Human beings who try to proselytize a lion needs no mercy.  It is the lions who need help.  Is it not enough that we wage wars in the name of religion ??  Is it not enough that we brew hatred among ourselves trying to convert one to another religion ? Do we need to convert and teach the same stupidity to the rest of the animal kingdom too ?



A drunk man who climbs to a lion enclosure and tells the lioness Radhika, “Please come to me my darling. Please.” can only invite Krishna, her husband's wrath.  




A suicidal man caused the death of two lions who were just being lions.  Feel bad for the man's condition, but the lions did not have a clue, did they ?


http://indianexpress.com/article/trending/trending-globally/man-attempts-suicide-by-stripping-and-jumping-into-lion-cage-2813631/


And yesterday, the case of Harambe, a 17 year old handsome gorilla because a mom did not bother to watch her kid carefully.




Do we have the right to kill or should we leave it to nature to battle it out in such cases ?

What is even more painful is the words of the Zoo Director and the statement of the family as quoted in the news.

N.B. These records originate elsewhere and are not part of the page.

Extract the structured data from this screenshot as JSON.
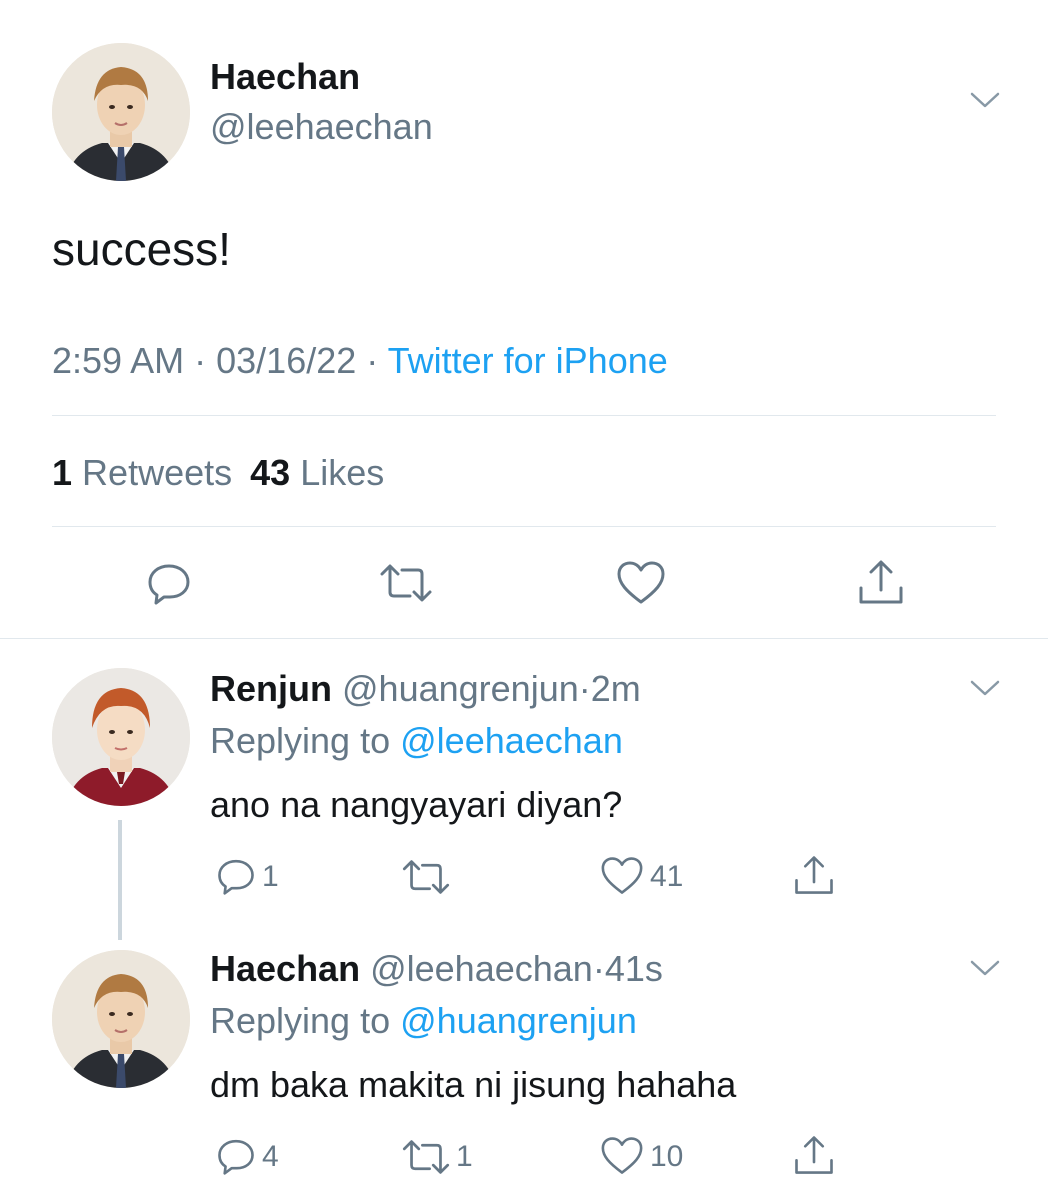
{
  "main_tweet": {
    "display_name": "Haechan",
    "handle": "@leehaechan",
    "text": "success!",
    "time": "2:59 AM",
    "date": "03/16/22",
    "source": "Twitter for iPhone",
    "separator": "·",
    "retweet_count": "1",
    "retweet_label": "Retweets",
    "like_count": "43",
    "like_label": "Likes"
  },
  "replies": [
    {
      "display_name": "Renjun",
      "handle": "@huangrenjun",
      "separator": "·",
      "time": "2m",
      "replying_label": "Replying to",
      "replying_to": "@leehaechan",
      "text": "ano na nangyayari diyan?",
      "reply_count": "1",
      "retweet_count": "",
      "like_count": "41"
    },
    {
      "display_name": "Haechan",
      "handle": "@leehaechan",
      "separator": "·",
      "time": "41s",
      "replying_label": "Replying to",
      "replying_to": "@huangrenjun",
      "text": "dm baka makita ni jisung hahaha",
      "reply_count": "4",
      "retweet_count": "1",
      "like_count": "10"
    }
  ],
  "icons": [
    "chevron-down-icon",
    "reply-icon",
    "retweet-icon",
    "like-icon",
    "share-icon"
  ],
  "colors": {
    "link": "#1da1f2",
    "muted": "#657786",
    "text": "#14171a",
    "divider": "#e1e8ed"
  }
}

Zoo :
Cincinnati Zoo director Thane Maynard said: “The choice was made to put down, or shoot, Harambe, so he’s gone.
“We’ve never had a situation like this at the Cincinnati Zoo where a dangerous animal needed to be dispatched in an emergency situation.”
-> dispatched - it is not a product that your ordered/bought on an e-com site.
Family :
"We are so thankful to the Lord that our child is safe. He is home and doing just fine. We extend our heartfelt thanks for the quick action by the Cincinnati Zoo staff. We know that this was a very difficult decision for them, and that they are grieving the loss of their gorilla. We hope that you will respect our privacy at this time."
The family is granting no interviews, and this is the only statement that will be issued. Thank you."

-> the gorilla is theirs, as is the loss but I want my privacy.  Does not matter to them, I guess.

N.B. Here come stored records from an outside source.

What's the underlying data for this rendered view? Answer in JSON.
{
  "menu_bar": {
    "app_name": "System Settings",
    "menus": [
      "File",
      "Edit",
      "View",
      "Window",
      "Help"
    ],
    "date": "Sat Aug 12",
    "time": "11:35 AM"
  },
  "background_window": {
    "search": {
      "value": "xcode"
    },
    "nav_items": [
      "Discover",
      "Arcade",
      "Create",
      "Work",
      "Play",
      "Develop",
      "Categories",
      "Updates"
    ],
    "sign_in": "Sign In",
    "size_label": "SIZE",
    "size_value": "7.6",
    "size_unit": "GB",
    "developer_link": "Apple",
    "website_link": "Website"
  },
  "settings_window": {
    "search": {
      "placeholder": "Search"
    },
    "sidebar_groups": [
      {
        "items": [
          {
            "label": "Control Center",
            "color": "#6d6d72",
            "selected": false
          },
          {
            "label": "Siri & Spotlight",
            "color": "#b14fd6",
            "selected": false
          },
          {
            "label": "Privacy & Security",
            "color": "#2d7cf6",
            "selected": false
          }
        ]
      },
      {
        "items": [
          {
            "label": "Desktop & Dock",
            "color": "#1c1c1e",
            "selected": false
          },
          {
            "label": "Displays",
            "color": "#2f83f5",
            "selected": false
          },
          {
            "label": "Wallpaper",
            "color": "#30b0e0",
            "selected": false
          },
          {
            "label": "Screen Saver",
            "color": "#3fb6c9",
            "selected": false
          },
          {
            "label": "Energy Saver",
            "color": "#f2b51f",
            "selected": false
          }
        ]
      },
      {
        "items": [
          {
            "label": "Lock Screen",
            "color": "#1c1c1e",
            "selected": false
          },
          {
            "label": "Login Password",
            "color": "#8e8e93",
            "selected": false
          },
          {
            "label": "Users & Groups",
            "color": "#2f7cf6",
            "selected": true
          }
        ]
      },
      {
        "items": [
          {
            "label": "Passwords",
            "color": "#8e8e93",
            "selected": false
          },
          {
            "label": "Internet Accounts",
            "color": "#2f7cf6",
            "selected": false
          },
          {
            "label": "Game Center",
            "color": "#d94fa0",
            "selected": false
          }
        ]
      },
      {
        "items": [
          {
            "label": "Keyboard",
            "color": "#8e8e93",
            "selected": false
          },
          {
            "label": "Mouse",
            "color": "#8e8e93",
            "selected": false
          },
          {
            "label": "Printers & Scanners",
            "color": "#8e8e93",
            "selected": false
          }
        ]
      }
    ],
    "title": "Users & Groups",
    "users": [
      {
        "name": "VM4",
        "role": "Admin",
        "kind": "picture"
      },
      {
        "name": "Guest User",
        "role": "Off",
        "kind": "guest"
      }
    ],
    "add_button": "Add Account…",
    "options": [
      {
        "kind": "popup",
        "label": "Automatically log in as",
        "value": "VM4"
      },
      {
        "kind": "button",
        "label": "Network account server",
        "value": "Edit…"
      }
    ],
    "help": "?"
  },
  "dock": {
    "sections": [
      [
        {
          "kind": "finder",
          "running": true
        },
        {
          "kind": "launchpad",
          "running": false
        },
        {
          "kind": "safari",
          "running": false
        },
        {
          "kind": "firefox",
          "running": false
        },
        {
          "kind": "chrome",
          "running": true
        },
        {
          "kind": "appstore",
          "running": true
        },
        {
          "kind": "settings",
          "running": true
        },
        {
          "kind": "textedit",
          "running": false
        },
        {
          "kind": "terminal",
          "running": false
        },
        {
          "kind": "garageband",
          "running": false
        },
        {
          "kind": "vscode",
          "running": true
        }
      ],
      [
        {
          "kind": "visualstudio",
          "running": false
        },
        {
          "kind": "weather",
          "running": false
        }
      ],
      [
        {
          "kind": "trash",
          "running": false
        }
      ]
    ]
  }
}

I am reminded of the laws in the Eravikulam National Park, Munnar, India where the Nilgiri Tahr is supreme - a park we visited in 2002.  The park spans across hectares of wild where the Nilgiri Tahr can be seen in its own home.  One is constantly reminded not to touch the animal or move out of the road nor pick a stone or leaf.  It is an offence that is punishable.  Further, you are told that the animal can touch you but you cannot touch them.  The park has made a name in the area of conservation by enforcing strictly the above rules - there is a story of an officer who arrested/fined a set of students who broke the rules despite repeated warnings.  The Tahr which number a few hundred was brought back from extinction to a healthy population of 10,000 today.  One can only hope that the rules are followed in letter and spirit not just in Eravikulam but the world over to ensure wildlife protection.  It is not their survival that is at stake, but our own.